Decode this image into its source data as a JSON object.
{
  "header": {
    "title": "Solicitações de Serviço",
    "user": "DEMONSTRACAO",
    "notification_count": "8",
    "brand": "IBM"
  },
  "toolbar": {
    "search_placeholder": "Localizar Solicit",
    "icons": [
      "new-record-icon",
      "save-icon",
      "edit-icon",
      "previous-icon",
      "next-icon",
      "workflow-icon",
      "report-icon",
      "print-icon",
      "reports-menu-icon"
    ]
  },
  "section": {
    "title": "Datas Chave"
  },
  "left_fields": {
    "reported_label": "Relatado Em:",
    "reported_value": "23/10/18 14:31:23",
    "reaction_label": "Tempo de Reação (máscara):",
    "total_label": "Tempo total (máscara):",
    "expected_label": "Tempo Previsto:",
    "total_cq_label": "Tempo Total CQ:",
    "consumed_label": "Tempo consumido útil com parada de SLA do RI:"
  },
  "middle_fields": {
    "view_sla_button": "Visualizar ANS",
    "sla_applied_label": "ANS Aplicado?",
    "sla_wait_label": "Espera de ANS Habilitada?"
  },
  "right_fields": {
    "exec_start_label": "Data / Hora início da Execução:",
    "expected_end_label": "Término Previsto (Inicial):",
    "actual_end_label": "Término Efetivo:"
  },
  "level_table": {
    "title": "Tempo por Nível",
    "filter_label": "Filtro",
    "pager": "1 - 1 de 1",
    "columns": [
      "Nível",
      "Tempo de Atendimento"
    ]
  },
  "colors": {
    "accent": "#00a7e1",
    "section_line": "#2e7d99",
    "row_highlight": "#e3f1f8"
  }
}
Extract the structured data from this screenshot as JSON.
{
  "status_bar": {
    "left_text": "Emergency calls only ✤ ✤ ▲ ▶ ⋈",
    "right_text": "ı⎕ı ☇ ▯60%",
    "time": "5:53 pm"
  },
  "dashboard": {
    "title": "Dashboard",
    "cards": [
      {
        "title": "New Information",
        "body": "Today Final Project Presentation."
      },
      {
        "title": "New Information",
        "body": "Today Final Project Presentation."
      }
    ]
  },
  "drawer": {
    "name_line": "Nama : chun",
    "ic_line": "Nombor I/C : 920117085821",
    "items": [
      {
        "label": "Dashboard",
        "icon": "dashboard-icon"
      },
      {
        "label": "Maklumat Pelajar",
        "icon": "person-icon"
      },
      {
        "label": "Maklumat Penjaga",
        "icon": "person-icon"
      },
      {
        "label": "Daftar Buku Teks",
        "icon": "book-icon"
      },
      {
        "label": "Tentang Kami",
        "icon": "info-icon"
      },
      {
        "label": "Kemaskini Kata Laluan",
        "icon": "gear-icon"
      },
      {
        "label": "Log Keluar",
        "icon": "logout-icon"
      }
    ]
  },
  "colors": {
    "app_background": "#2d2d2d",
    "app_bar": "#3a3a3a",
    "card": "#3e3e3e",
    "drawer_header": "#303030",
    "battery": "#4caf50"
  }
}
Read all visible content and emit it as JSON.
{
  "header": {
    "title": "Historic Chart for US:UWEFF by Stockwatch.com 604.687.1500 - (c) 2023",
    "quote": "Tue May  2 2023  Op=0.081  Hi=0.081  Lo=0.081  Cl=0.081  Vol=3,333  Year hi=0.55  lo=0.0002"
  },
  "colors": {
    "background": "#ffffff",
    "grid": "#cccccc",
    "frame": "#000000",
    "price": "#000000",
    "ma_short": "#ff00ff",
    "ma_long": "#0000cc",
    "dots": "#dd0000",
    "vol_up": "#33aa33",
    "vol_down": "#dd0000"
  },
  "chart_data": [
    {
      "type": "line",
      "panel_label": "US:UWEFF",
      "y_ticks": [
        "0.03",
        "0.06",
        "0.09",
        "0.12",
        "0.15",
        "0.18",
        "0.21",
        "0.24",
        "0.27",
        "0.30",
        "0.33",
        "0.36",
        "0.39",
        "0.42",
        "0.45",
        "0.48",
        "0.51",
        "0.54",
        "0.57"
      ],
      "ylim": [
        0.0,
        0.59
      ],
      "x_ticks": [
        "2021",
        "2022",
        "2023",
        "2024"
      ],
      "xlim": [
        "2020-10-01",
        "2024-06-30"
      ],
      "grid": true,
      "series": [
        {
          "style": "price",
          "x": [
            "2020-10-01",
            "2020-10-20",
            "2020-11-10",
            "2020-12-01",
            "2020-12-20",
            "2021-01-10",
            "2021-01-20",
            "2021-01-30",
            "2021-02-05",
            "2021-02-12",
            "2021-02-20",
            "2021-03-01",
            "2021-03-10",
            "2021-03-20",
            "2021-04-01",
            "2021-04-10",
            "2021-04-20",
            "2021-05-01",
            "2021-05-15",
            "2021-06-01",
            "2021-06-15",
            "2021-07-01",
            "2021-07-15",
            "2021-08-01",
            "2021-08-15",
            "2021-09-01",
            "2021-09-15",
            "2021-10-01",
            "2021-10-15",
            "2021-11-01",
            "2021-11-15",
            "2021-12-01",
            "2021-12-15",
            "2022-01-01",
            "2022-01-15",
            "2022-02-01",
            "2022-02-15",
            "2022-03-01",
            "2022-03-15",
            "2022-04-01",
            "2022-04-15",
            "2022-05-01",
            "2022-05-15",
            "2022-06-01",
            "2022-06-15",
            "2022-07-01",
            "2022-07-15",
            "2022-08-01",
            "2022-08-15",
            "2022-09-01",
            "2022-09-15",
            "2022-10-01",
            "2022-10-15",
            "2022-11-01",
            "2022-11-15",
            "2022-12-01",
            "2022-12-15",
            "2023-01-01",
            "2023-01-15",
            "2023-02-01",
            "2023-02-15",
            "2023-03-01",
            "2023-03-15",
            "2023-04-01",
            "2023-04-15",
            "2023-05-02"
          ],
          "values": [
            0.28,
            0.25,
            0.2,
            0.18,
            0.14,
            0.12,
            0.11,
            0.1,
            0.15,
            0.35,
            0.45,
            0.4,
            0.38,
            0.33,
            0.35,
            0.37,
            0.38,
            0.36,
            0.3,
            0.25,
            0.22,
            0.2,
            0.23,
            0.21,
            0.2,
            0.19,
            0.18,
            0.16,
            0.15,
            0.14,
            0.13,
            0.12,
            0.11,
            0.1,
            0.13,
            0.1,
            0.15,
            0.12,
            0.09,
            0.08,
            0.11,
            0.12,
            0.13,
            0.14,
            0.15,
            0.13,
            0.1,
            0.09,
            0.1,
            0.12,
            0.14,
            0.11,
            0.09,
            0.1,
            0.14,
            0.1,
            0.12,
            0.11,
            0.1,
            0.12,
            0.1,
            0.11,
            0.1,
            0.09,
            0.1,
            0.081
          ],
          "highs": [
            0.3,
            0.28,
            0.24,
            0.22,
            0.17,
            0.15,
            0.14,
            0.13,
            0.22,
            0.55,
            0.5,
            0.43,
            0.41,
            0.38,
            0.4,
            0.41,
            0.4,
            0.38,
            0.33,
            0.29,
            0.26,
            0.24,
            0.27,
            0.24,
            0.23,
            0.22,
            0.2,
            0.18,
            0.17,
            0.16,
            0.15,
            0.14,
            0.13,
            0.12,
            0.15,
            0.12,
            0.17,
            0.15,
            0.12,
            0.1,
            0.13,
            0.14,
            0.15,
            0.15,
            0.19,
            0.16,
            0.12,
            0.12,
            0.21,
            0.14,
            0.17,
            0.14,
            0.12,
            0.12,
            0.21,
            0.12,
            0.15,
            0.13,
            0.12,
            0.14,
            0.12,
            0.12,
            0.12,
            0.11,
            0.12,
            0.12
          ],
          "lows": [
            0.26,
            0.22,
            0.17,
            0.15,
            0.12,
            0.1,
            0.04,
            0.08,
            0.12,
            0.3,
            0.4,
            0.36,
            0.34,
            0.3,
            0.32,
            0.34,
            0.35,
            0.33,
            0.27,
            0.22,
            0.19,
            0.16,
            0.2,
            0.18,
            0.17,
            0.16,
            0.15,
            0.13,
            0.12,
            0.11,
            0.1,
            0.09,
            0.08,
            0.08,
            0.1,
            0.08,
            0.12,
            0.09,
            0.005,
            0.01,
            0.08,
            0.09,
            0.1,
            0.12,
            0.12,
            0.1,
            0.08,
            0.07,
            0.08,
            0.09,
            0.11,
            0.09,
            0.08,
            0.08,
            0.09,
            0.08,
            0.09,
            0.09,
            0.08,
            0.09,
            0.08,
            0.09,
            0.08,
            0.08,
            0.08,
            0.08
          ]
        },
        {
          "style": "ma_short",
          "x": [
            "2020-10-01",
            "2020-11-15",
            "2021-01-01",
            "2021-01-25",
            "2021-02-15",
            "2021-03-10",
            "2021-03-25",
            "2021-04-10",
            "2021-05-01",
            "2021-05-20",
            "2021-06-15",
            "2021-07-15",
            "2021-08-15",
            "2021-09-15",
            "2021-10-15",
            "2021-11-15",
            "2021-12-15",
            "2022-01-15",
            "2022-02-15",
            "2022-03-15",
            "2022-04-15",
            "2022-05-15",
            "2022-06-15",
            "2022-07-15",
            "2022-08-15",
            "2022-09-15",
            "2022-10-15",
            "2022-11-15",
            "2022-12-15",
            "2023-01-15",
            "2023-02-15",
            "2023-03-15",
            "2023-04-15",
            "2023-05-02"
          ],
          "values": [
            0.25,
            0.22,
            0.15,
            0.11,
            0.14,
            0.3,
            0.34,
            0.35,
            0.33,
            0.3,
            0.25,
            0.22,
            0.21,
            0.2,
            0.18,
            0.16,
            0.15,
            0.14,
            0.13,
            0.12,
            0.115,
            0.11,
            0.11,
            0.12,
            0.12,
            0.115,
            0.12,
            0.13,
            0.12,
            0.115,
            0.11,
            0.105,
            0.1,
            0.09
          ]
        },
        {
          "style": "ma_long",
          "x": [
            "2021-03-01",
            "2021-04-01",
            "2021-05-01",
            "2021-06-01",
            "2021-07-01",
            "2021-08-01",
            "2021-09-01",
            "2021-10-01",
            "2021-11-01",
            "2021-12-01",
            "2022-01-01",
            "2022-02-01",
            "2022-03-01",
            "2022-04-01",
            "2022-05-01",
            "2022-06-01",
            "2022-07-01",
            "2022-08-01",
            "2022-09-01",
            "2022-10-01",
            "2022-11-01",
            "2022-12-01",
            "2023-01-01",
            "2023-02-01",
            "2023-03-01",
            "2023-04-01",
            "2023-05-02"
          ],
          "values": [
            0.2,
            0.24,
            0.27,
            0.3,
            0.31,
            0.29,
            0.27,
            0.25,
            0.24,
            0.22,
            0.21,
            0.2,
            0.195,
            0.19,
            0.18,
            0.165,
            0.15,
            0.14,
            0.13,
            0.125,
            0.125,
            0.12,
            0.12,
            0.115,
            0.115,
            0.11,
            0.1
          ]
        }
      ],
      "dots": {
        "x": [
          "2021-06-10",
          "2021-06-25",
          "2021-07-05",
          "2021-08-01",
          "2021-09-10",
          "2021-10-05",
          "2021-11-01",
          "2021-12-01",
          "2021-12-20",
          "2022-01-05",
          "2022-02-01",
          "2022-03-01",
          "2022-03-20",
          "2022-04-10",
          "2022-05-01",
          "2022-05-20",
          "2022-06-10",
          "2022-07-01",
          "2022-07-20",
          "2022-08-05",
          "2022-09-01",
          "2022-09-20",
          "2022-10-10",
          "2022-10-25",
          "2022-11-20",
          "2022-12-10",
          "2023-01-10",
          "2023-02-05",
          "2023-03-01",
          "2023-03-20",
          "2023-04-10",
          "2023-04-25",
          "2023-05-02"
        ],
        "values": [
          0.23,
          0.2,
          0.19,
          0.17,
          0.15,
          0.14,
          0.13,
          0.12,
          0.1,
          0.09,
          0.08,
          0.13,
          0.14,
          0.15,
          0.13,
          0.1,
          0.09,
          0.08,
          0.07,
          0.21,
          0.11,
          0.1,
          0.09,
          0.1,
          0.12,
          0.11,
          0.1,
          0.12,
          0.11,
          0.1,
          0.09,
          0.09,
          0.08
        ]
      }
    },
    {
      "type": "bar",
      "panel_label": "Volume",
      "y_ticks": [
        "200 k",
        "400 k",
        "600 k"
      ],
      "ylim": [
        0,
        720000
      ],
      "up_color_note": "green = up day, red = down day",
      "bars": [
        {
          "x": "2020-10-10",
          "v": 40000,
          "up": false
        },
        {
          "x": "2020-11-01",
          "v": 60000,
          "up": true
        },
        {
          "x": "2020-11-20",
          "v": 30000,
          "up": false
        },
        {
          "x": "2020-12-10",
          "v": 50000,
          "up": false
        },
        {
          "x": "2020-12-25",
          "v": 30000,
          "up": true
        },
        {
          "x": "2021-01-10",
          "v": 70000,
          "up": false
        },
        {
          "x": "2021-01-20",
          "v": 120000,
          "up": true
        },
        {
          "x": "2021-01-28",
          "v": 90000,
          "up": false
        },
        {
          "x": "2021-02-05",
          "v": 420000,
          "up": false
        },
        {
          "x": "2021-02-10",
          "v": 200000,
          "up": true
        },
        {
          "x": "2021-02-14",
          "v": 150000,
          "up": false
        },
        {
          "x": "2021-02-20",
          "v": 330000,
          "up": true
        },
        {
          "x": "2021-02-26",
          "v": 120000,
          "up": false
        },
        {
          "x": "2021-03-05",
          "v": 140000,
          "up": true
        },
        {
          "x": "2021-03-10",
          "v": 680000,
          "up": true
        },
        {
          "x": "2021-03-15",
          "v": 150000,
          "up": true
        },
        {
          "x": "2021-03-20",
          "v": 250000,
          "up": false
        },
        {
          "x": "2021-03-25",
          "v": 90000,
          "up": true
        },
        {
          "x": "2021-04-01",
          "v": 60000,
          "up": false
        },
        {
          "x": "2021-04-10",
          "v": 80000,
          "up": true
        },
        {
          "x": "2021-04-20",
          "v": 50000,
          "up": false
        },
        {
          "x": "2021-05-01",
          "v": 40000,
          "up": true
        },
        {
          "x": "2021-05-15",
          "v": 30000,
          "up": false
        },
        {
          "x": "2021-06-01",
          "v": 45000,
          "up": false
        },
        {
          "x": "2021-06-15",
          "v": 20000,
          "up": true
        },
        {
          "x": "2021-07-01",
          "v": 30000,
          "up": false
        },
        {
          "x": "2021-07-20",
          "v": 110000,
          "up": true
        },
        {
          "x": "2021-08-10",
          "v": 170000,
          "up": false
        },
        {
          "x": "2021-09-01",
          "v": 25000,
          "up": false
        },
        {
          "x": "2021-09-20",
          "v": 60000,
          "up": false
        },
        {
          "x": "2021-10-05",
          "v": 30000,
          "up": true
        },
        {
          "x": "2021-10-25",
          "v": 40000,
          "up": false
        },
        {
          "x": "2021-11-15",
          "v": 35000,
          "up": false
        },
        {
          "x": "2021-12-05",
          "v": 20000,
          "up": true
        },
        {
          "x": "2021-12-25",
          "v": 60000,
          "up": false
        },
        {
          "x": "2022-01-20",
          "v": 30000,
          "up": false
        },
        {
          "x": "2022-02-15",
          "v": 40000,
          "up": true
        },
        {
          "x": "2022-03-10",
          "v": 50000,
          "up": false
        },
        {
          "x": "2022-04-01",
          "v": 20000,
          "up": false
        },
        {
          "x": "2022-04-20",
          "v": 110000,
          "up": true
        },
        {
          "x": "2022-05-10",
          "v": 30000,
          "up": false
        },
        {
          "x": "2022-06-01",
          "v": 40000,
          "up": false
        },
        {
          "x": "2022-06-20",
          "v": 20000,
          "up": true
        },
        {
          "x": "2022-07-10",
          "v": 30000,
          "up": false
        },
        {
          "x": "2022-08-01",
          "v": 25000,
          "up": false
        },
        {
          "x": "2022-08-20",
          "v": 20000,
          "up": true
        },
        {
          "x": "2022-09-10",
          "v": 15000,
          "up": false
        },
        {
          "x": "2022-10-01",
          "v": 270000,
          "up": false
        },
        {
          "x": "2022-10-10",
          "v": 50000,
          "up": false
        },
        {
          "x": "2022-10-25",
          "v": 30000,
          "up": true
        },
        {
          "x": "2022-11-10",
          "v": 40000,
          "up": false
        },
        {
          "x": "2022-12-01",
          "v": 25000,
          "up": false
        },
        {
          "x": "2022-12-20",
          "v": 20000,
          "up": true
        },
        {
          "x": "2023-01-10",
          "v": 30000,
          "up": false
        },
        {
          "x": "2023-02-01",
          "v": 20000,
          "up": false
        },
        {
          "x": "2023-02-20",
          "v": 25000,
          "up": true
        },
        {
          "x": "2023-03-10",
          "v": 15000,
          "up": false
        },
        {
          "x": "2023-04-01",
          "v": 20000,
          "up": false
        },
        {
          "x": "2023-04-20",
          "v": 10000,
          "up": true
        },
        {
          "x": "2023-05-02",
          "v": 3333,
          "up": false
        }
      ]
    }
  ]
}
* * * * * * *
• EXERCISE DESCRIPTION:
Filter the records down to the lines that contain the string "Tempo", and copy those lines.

• REPLY:
    "reaction_label": "Tempo de Reação (máscara):",
    "total_label": "Tempo total (máscara):",
    "expected_label": "Tempo Previsto:",
    "total_cq_label": "Tempo Total CQ:",
    "consumed_label": "Tempo consumido útil com parada de SLA do RI:"
    "title": "Tempo por Nível",
      "Tempo de Atendimento"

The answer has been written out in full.